Les Bohem writes a story with the same easy style that people share them in conversation. In Flight 505, he brought me back to the noir and punk rock-informed Los Angeles of my youth, with recognizable characters and situations as though he were describing an actual night we’d been at the same place at the same time. This is no romantic memory; it is, instead, a richer, in-depth portrayal of a scene and late 20th Century American Dream of “making it” in rock n roll. Much more than “rock n roll fiction,” Flight 505 is a cautionary tale about knowing oneself and being able to live to tell.
Flight 505 pays dark homage to the Southern California post-punk music scene. Through the story of three band-mates drawn to Los Angeles during its rock club heyday, Les Bohem skillfully deconstructs the adolescent male’s archetypal dream of rock and roll stardom. Bohem’s prose carries the cautionary weight of his having been there. The problem with most rock and roll fiction is that it invariably falls prey to its own self-importance. Flight 505 begs to differ.
I’m not one for reading rock and roll writing. I find it either terribly clichéd or over-fantasized. Having definitely been there and definitely done that, I was immediately familiar with and felt real affection for Les’ dysfunctional family of characters.

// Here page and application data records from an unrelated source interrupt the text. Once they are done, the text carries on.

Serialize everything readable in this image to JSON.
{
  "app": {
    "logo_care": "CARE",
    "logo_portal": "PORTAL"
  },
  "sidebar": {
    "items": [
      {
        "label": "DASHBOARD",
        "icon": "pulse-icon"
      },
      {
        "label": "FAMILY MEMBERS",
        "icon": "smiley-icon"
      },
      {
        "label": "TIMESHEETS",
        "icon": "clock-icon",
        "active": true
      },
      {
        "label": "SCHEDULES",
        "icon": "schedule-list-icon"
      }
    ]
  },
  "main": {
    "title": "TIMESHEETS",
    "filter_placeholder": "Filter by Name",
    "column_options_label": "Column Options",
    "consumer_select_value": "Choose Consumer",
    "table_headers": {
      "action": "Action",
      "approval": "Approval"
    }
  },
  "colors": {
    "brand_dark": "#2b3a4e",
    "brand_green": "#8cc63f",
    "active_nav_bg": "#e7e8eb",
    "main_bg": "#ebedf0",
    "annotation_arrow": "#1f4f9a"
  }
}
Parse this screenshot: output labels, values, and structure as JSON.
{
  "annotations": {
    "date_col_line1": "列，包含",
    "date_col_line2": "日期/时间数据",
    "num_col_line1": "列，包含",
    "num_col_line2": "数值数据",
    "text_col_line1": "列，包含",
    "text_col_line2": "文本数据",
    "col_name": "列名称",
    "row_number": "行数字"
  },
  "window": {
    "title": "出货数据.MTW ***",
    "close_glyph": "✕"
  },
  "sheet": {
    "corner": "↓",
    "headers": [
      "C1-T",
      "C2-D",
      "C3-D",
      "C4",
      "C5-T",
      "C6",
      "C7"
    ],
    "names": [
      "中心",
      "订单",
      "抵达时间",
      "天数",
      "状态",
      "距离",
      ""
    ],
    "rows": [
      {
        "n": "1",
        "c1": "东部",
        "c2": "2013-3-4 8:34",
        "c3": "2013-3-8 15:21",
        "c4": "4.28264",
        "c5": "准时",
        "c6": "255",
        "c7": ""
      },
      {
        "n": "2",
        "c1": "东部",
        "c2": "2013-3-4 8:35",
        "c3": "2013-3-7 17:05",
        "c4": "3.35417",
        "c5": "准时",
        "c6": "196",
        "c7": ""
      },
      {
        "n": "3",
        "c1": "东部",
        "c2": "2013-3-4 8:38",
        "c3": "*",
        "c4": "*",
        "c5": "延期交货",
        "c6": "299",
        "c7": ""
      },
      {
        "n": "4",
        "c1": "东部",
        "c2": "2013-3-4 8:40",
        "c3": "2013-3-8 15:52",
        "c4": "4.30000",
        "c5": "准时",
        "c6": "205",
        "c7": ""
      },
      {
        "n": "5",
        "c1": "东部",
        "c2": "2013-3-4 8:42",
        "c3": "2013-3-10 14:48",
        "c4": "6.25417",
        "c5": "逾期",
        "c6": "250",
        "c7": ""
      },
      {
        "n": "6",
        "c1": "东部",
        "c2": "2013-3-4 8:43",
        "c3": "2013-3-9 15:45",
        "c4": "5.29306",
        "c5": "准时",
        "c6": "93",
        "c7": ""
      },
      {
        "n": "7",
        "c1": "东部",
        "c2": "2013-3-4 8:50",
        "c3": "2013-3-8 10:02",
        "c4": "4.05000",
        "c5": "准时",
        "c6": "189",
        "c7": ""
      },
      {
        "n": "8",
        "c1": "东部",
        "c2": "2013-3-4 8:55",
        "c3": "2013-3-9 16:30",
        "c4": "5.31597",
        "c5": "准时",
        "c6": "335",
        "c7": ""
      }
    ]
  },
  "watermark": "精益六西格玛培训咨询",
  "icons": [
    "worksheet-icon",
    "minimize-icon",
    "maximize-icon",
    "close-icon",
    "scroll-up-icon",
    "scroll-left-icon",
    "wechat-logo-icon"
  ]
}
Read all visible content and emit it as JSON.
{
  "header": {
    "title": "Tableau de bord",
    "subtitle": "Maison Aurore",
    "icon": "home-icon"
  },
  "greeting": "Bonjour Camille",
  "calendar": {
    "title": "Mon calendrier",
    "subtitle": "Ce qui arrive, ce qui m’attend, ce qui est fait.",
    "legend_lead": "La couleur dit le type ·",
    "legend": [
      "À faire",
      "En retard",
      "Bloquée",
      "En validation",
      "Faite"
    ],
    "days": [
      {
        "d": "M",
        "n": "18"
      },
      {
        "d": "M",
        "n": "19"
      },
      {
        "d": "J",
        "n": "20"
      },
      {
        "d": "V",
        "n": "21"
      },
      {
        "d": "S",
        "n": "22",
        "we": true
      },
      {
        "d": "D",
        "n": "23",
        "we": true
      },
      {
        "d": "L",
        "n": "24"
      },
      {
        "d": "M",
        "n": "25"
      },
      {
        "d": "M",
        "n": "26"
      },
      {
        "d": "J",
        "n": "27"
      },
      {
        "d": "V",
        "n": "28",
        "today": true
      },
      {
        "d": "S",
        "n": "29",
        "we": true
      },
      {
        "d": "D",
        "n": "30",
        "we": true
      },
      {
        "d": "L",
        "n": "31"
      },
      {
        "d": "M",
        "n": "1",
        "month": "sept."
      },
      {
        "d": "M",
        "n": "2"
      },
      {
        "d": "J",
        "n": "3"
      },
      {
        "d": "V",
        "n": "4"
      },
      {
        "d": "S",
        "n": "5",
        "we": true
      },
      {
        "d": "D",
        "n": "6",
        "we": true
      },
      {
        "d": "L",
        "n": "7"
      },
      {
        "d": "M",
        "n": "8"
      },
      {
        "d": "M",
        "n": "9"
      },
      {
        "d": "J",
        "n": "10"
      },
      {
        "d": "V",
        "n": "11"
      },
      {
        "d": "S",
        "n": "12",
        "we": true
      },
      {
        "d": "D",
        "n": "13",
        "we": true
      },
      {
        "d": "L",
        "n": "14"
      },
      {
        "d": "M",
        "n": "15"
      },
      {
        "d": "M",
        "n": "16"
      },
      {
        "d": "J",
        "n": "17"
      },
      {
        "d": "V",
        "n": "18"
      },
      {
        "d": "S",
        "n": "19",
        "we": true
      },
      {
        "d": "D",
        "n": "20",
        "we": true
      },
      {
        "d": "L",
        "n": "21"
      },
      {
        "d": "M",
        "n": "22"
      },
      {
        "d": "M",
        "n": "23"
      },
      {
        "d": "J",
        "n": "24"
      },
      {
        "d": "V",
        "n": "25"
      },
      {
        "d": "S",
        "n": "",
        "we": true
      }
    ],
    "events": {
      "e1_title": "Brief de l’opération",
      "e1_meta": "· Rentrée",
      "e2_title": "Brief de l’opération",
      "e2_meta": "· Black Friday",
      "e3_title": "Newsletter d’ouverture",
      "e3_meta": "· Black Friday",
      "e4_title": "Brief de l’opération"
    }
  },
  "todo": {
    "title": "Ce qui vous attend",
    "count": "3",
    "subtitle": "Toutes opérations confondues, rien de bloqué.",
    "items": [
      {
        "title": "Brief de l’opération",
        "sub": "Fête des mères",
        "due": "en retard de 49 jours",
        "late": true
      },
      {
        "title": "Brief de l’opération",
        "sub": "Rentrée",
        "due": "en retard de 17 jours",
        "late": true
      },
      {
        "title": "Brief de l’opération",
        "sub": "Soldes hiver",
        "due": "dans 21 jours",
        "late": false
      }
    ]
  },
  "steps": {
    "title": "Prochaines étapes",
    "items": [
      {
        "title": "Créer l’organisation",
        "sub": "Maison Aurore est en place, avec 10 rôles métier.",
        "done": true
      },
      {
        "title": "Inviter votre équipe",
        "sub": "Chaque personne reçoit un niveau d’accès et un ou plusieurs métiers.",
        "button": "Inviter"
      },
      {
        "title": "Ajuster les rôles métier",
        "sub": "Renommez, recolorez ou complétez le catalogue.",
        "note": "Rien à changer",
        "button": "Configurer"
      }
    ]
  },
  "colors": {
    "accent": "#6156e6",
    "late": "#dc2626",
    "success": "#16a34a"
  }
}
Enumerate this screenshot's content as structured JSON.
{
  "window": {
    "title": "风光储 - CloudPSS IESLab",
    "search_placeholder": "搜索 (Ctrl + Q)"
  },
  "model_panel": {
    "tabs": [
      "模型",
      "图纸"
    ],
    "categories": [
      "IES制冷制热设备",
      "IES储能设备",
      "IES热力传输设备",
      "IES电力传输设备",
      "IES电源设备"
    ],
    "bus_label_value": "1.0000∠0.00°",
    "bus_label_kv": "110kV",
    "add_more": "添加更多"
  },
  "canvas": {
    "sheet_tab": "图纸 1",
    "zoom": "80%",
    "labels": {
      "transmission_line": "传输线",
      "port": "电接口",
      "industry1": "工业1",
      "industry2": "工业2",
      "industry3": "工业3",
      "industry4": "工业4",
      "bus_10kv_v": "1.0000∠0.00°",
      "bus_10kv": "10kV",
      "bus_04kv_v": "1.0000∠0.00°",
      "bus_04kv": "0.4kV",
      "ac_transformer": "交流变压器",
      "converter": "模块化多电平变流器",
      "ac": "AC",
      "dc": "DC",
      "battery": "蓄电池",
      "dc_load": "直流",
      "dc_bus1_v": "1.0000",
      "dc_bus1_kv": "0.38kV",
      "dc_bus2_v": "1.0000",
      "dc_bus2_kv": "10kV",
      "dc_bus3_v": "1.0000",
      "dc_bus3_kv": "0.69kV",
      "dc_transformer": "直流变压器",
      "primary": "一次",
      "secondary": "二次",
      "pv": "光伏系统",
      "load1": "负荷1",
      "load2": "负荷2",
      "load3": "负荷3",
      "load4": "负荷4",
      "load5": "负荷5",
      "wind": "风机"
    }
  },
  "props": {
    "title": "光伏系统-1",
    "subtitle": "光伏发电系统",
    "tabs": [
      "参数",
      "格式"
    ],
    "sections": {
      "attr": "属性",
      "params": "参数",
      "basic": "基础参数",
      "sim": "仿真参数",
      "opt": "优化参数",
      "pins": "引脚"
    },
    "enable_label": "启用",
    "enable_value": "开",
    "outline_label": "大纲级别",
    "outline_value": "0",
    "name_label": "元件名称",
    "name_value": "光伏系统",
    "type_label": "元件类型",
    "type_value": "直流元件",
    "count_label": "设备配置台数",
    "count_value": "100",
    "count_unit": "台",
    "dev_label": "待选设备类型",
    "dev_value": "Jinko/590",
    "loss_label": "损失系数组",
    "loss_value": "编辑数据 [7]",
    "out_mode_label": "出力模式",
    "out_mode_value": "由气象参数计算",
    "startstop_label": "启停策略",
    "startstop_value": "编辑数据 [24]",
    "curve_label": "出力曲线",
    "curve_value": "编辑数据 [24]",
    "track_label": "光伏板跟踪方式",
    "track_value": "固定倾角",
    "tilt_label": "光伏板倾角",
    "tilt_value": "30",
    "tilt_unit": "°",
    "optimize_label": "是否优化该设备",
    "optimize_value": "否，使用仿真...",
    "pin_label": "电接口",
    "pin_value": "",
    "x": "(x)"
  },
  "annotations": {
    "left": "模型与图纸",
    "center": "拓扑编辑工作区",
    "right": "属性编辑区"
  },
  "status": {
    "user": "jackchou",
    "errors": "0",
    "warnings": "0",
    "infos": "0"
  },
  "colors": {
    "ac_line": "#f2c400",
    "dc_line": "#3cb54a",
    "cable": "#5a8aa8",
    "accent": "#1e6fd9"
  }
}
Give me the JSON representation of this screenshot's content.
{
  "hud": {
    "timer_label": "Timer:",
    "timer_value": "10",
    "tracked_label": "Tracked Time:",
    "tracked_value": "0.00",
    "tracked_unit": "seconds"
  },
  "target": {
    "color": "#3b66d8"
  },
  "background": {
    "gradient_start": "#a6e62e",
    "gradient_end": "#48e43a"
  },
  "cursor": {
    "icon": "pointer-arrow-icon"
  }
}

Every dirty club floor, cheap beer and chronic loser truly lives and breathes in this story, and Les’ amazing recollection of and attention to detail are so impeccable if you weren’t in L.A. back in the ’80s, you’ll certainly feel as if you are… and if you weren’t in a band, well, this is what it was like. A great read.